• **Task**: Below are entries to reproduce exactly, apart from their pictures.

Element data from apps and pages
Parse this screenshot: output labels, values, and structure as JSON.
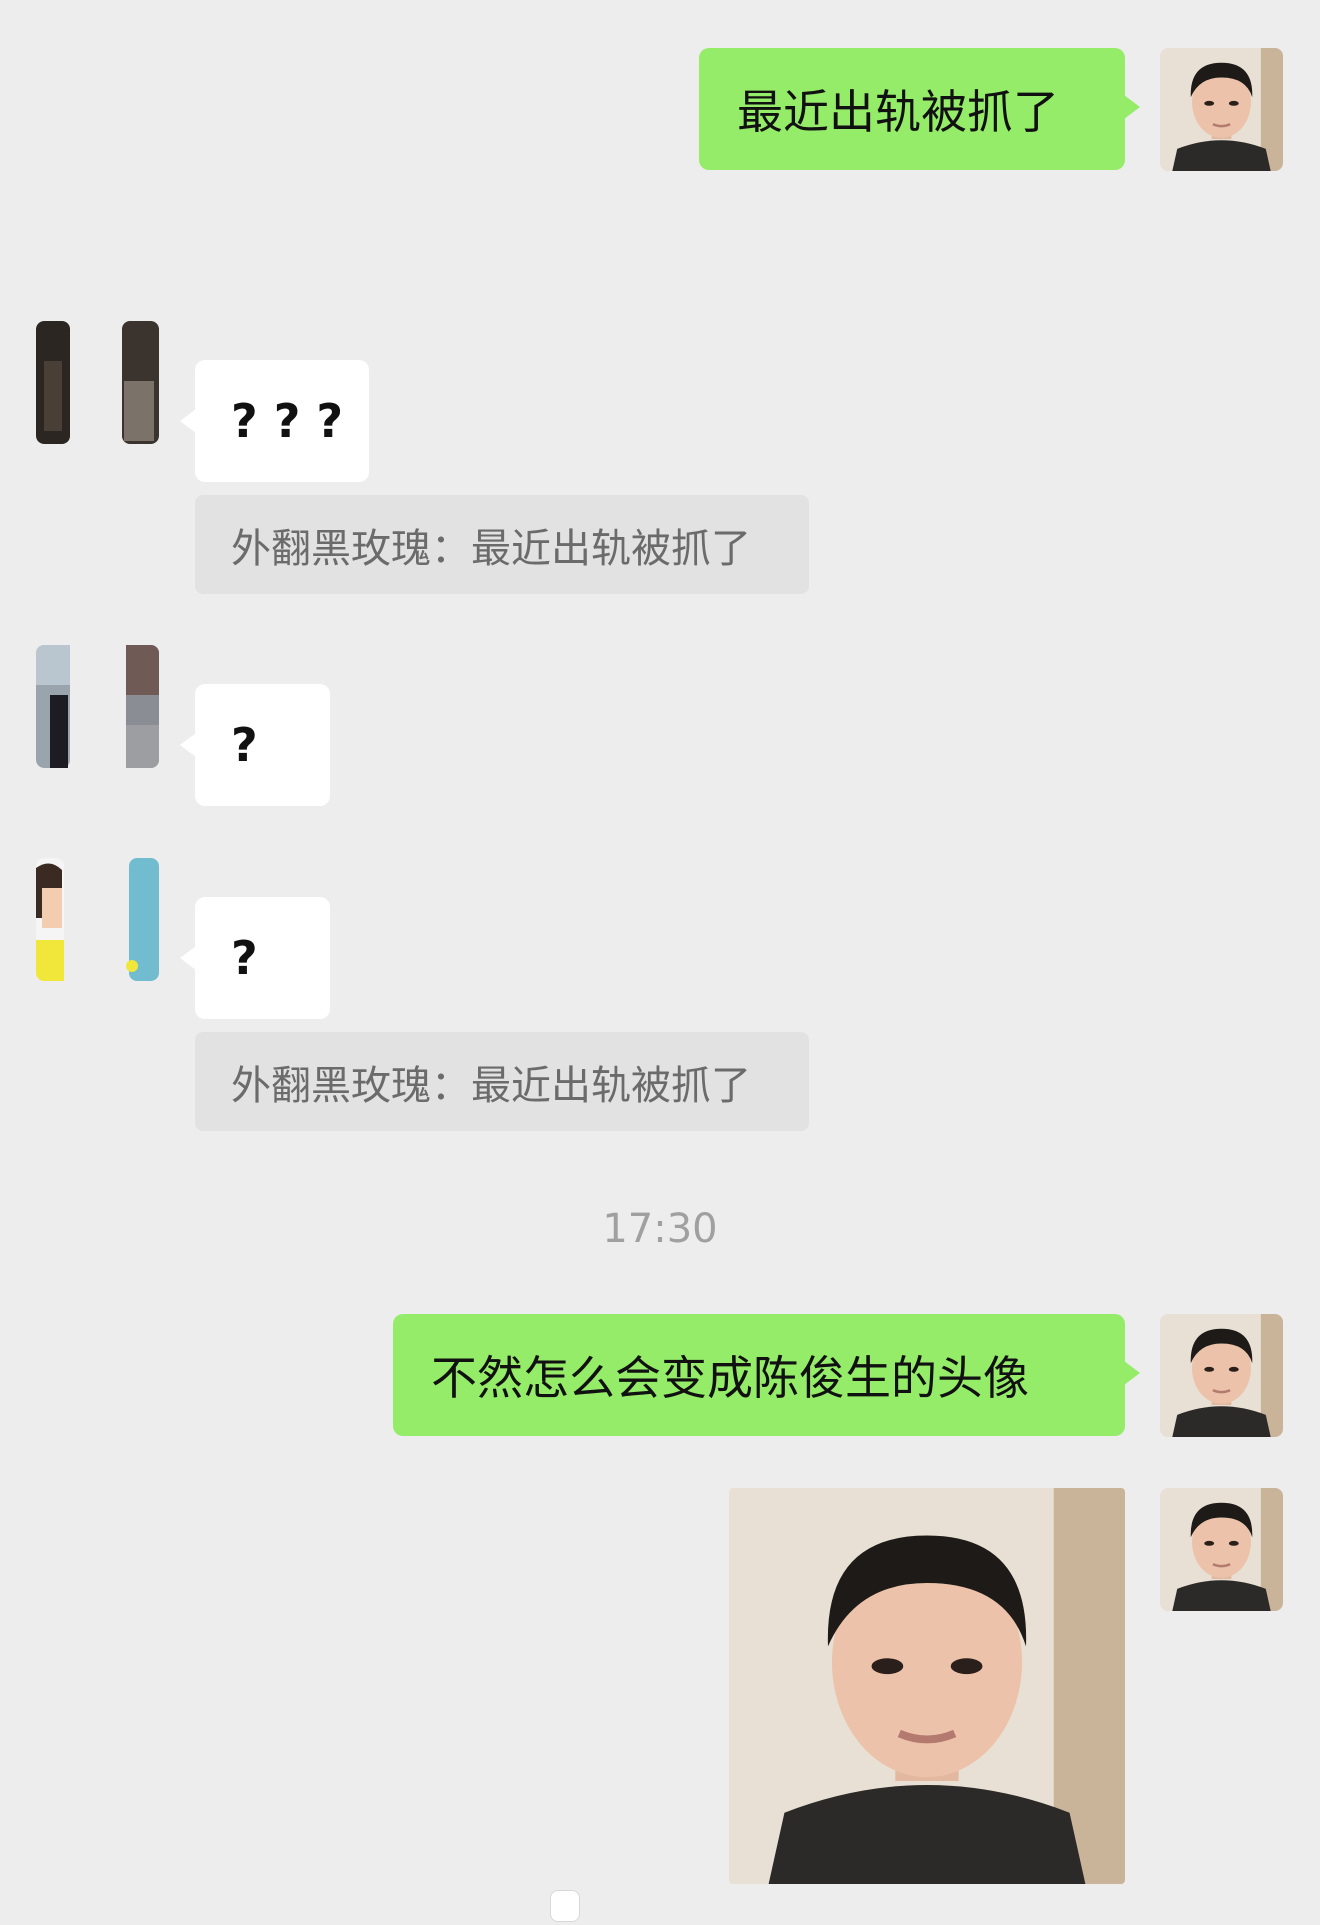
{
  "messages": [
    {
      "type": "sent",
      "text": "最近出轨被抓了",
      "avatar_icon": "man-portrait-avatar"
    },
    {
      "type": "received",
      "text": "? ? ?",
      "avatar_icon": "cropped-dark-photo-avatar",
      "quote": {
        "author": "外翻黑玫瑰",
        "text": "最近出轨被抓了"
      }
    },
    {
      "type": "received",
      "text": "?",
      "avatar_icon": "cropped-street-photo-avatar"
    },
    {
      "type": "received",
      "text": "?",
      "avatar_icon": "cropped-cartoon-avatar",
      "quote": {
        "author": "外翻黑玫瑰",
        "text": "最近出轨被抓了"
      }
    },
    {
      "type": "timestamp",
      "text": "17:30"
    },
    {
      "type": "sent",
      "text": "不然怎么会变成陈俊生的头像",
      "avatar_icon": "man-portrait-avatar"
    },
    {
      "type": "sent-image",
      "image_icon": "man-portrait-photo",
      "avatar_icon": "man-portrait-avatar"
    }
  ],
  "quote_separator": "：",
  "colors": {
    "background": "#ededed",
    "sent_bubble": "#95ec69",
    "received_bubble": "#ffffff",
    "quote_bg": "#e2e2e2",
    "quote_text": "#6b6b6b",
    "timestamp_text": "#a0a0a0"
  }
}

• **Task answer**:
Parse this screenshot: output labels, values, and structure as JSON.
{
  "messages": [
    {
      "type": "sent",
      "text": "最近出轨被抓了",
      "avatar_icon": "man-portrait-avatar"
    },
    {
      "type": "received",
      "text": "? ? ?",
      "avatar_icon": "cropped-dark-photo-avatar",
      "quote": {
        "author": "外翻黑玫瑰",
        "text": "最近出轨被抓了"
      }
    },
    {
      "type": "received",
      "text": "?",
      "avatar_icon": "cropped-street-photo-avatar"
    },
    {
      "type": "received",
      "text": "?",
      "avatar_icon": "cropped-cartoon-avatar",
      "quote": {
        "author": "外翻黑玫瑰",
        "text": "最近出轨被抓了"
      }
    },
    {
      "type": "timestamp",
      "text": "17:30"
    },
    {
      "type": "sent",
      "text": "不然怎么会变成陈俊生的头像",
      "avatar_icon": "man-portrait-avatar"
    },
    {
      "type": "sent-image",
      "image_icon": "man-portrait-photo",
      "avatar_icon": "man-portrait-avatar"
    }
  ],
  "quote_separator": "：",
  "colors": {
    "background": "#ededed",
    "sent_bubble": "#95ec69",
    "received_bubble": "#ffffff",
    "quote_bg": "#e2e2e2",
    "quote_text": "#6b6b6b",
    "timestamp_text": "#a0a0a0"
  }
}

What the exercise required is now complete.